> Information provided
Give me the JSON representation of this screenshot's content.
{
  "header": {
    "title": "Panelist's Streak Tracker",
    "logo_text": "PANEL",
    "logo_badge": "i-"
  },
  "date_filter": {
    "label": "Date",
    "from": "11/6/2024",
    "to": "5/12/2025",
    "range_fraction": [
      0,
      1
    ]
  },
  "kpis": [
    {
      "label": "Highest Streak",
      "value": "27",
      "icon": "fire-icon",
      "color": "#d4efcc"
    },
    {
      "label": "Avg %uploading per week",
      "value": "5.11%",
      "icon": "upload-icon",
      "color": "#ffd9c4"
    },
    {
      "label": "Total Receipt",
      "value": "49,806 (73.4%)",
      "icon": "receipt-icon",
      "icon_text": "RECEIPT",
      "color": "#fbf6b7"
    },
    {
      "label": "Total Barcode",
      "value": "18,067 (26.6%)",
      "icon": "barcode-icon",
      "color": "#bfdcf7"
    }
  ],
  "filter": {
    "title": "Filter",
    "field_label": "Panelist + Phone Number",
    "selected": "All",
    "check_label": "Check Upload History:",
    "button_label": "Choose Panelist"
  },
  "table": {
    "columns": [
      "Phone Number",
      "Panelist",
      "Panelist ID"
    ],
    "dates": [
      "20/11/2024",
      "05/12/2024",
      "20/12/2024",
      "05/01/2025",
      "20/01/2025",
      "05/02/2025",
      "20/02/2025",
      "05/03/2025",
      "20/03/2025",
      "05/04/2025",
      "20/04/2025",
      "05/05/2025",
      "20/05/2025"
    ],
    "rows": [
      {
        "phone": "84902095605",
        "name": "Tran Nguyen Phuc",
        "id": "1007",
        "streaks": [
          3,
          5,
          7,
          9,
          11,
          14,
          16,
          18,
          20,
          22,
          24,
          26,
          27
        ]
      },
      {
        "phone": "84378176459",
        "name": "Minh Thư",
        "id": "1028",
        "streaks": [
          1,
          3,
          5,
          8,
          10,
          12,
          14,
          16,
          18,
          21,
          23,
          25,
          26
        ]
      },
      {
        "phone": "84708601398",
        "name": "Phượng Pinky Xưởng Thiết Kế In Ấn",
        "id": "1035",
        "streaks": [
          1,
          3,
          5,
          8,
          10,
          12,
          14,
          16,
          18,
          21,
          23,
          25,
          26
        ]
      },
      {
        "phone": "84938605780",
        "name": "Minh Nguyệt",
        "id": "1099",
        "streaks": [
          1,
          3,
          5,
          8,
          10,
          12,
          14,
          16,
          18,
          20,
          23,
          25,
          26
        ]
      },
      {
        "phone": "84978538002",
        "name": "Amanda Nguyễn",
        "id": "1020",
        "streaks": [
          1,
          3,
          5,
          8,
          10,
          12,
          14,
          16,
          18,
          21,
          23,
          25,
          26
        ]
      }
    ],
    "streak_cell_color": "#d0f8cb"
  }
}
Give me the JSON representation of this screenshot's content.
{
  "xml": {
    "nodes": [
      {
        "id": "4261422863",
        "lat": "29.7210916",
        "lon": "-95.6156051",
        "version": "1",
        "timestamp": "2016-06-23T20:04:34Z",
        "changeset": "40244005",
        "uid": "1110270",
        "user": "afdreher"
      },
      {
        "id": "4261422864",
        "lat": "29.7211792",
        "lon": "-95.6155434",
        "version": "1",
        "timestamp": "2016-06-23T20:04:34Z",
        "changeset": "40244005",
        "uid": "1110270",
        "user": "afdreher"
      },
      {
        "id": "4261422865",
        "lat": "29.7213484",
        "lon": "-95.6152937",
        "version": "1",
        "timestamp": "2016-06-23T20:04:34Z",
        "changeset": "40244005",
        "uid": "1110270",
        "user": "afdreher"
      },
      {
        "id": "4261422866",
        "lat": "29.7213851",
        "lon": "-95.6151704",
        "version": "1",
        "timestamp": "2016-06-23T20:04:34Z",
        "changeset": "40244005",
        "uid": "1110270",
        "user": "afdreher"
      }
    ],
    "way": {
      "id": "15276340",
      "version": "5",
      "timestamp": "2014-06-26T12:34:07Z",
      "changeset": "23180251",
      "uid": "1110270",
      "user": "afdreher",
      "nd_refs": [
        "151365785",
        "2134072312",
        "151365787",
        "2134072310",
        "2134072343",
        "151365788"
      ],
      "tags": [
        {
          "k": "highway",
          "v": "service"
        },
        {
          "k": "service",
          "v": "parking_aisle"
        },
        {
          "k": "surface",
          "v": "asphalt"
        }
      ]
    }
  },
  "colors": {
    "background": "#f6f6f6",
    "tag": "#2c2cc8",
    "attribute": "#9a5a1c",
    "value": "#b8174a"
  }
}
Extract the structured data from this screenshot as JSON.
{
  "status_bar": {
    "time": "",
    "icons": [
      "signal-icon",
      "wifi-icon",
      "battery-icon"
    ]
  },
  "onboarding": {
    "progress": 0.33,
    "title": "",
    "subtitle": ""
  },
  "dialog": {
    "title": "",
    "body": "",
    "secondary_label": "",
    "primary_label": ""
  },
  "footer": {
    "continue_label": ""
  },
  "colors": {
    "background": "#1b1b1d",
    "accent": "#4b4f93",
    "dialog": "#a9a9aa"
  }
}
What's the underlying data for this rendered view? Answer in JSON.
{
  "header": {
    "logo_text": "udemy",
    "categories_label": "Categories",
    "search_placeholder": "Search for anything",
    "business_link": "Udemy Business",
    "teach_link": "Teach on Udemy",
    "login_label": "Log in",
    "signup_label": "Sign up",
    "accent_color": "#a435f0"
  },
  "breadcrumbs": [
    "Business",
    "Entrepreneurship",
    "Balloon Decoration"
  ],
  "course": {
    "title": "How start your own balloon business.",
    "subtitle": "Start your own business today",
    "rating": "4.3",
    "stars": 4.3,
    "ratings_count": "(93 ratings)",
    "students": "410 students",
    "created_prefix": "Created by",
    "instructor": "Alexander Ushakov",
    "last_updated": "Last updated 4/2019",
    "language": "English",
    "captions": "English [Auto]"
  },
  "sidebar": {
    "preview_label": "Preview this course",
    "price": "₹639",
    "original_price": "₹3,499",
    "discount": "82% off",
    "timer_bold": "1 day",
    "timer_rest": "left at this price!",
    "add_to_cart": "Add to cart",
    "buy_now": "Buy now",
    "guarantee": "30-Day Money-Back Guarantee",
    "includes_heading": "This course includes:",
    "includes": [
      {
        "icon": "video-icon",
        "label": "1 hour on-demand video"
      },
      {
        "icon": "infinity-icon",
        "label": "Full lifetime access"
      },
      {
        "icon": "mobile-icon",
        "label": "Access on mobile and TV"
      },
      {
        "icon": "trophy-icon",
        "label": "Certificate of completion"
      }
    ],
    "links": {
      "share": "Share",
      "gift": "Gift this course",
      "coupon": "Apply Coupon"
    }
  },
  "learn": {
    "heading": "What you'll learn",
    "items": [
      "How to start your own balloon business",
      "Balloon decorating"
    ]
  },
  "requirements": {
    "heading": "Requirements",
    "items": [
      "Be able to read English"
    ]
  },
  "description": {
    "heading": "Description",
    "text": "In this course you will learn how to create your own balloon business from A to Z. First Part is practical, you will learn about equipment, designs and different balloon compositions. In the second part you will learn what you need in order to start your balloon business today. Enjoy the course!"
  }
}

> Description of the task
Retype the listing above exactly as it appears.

> Answer section
Give me the JSON representation of this screenshot's content.
{
  "header": {
    "title": "Panelist's Streak Tracker",
    "logo_text": "PANEL",
    "logo_badge": "i-"
  },
  "date_filter": {
    "label": "Date",
    "from": "11/6/2024",
    "to": "5/12/2025",
    "range_fraction": [
      0,
      1
    ]
  },
  "kpis": [
    {
      "label": "Highest Streak",
      "value": "27",
      "icon": "fire-icon",
      "color": "#d4efcc"
    },
    {
      "label": "Avg %uploading per week",
      "value": "5.11%",
      "icon": "upload-icon",
      "color": "#ffd9c4"
    },
    {
      "label": "Total Receipt",
      "value": "49,806 (73.4%)",
      "icon": "receipt-icon",
      "icon_text": "RECEIPT",
      "color": "#fbf6b7"
    },
    {
      "label": "Total Barcode",
      "value": "18,067 (26.6%)",
      "icon": "barcode-icon",
      "color": "#bfdcf7"
    }
  ],
  "filter": {
    "title": "Filter",
    "field_label": "Panelist + Phone Number",
    "selected": "All",
    "check_label": "Check Upload History:",
    "button_label": "Choose Panelist"
  },
  "table": {
    "columns": [
      "Phone Number",
      "Panelist",
      "Panelist ID"
    ],
    "dates": [
      "20/11/2024",
      "05/12/2024",
      "20/12/2024",
      "05/01/2025",
      "20/01/2025",
      "05/02/2025",
      "20/02/2025",
      "05/03/2025",
      "20/03/2025",
      "05/04/2025",
      "20/04/2025",
      "05/05/2025",
      "20/05/2025"
    ],
    "rows": [
      {
        "phone": "84902095605",
        "name": "Tran Nguyen Phuc",
        "id": "1007",
        "streaks": [
          3,
          5,
          7,
          9,
          11,
          14,
          16,
          18,
          20,
          22,
          24,
          26,
          27
        ]
      },
      {
        "phone": "84378176459",
        "name": "Minh Thư",
        "id": "1028",
        "streaks": [
          1,
          3,
          5,
          8,
          10,
          12,
          14,
          16,
          18,
          21,
          23,
          25,
          26
        ]
      },
      {
        "phone": "84708601398",
        "name": "Phượng Pinky Xưởng Thiết Kế In Ấn",
        "id": "1035",
        "streaks": [
          1,
          3,
          5,
          8,
          10,
          12,
          14,
          16,
          18,
          21,
          23,
          25,
          26
        ]
      },
      {
        "phone": "84938605780",
        "name": "Minh Nguyệt",
        "id": "1099",
        "streaks": [
          1,
          3,
          5,
          8,
          10,
          12,
          14,
          16,
          18,
          20,
          23,
          25,
          26
        ]
      },
      {
        "phone": "84978538002",
        "name": "Amanda Nguyễn",
        "id": "1020",
        "streaks": [
          1,
          3,
          5,
          8,
          10,
          12,
          14,
          16,
          18,
          21,
          23,
          25,
          26
        ]
      }
    ],
    "streak_cell_color": "#d0f8cb"
  }
}
Give me the JSON representation of this screenshot's content.
{
  "xml": {
    "nodes": [
      {
        "id": "4261422863",
        "lat": "29.7210916",
        "lon": "-95.6156051",
        "version": "1",
        "timestamp": "2016-06-23T20:04:34Z",
        "changeset": "40244005",
        "uid": "1110270",
        "user": "afdreher"
      },
      {
        "id": "4261422864",
        "lat": "29.7211792",
        "lon": "-95.6155434",
        "version": "1",
        "timestamp": "2016-06-23T20:04:34Z",
        "changeset": "40244005",
        "uid": "1110270",
        "user": "afdreher"
      },
      {
        "id": "4261422865",
        "lat": "29.7213484",
        "lon": "-95.6152937",
        "version": "1",
        "timestamp": "2016-06-23T20:04:34Z",
        "changeset": "40244005",
        "uid": "1110270",
        "user": "afdreher"
      },
      {
        "id": "4261422866",
        "lat": "29.7213851",
        "lon": "-95.6151704",
        "version": "1",
        "timestamp": "2016-06-23T20:04:34Z",
        "changeset": "40244005",
        "uid": "1110270",
        "user": "afdreher"
      }
    ],
    "way": {
      "id": "15276340",
      "version": "5",
      "timestamp": "2014-06-26T12:34:07Z",
      "changeset": "23180251",
      "uid": "1110270",
      "user": "afdreher",
      "nd_refs": [
        "151365785",
        "2134072312",
        "151365787",
        "2134072310",
        "2134072343",
        "151365788"
      ],
      "tags": [
        {
          "k": "highway",
          "v": "service"
        },
        {
          "k": "service",
          "v": "parking_aisle"
        },
        {
          "k": "surface",
          "v": "asphalt"
        }
      ]
    }
  },
  "colors": {
    "background": "#f6f6f6",
    "tag": "#2c2cc8",
    "attribute": "#9a5a1c",
    "value": "#b8174a"
  }
}
Extract the structured data from this screenshot as JSON.
{
  "status_bar": {
    "time": "",
    "icons": [
      "signal-icon",
      "wifi-icon",
      "battery-icon"
    ]
  },
  "onboarding": {
    "progress": 0.33,
    "title": "",
    "subtitle": ""
  },
  "dialog": {
    "title": "",
    "body": "",
    "secondary_label": "",
    "primary_label": ""
  },
  "footer": {
    "continue_label": ""
  },
  "colors": {
    "background": "#1b1b1d",
    "accent": "#4b4f93",
    "dialog": "#a9a9aa"
  }
}
What's the underlying data for this rendered view? Answer in JSON.
{
  "header": {
    "logo_text": "udemy",
    "categories_label": "Categories",
    "search_placeholder": "Search for anything",
    "business_link": "Udemy Business",
    "teach_link": "Teach on Udemy",
    "login_label": "Log in",
    "signup_label": "Sign up",
    "accent_color": "#a435f0"
  },
  "breadcrumbs": [
    "Business",
    "Entrepreneurship",
    "Balloon Decoration"
  ],
  "course": {
    "title": "How start your own balloon business.",
    "subtitle": "Start your own business today",
    "rating": "4.3",
    "stars": 4.3,
    "ratings_count": "(93 ratings)",
    "students": "410 students",
    "created_prefix": "Created by",
    "instructor": "Alexander Ushakov",
    "last_updated": "Last updated 4/2019",
    "language": "English",
    "captions": "English [Auto]"
  },
  "sidebar": {
    "preview_label": "Preview this course",
    "price": "₹639",
    "original_price": "₹3,499",
    "discount": "82% off",
    "timer_bold": "1 day",
    "timer_rest": "left at this price!",
    "add_to_cart": "Add to cart",
    "buy_now": "Buy now",
    "guarantee": "30-Day Money-Back Guarantee",
    "includes_heading": "This course includes:",
    "includes": [
      {
        "icon": "video-icon",
        "label": "1 hour on-demand video"
      },
      {
        "icon": "infinity-icon",
        "label": "Full lifetime access"
      },
      {
        "icon": "mobile-icon",
        "label": "Access on mobile and TV"
      },
      {
        "icon": "trophy-icon",
        "label": "Certificate of completion"
      }
    ],
    "links": {
      "share": "Share",
      "gift": "Gift this course",
      "coupon": "Apply Coupon"
    }
  },
  "learn": {
    "heading": "What you'll learn",
    "items": [
      "How to start your own balloon business",
      "Balloon decorating"
    ]
  },
  "requirements": {
    "heading": "Requirements",
    "items": [
      "Be able to read English"
    ]
  },
  "description": {
    "heading": "Description",
    "text": "In this course you will learn how to create your own balloon business from A to Z. First Part is practical, you will learn about equipment, designs and different balloon compositions. In the second part you will learn what you need in order to start your balloon business today. Enjoy the course!"
  }
}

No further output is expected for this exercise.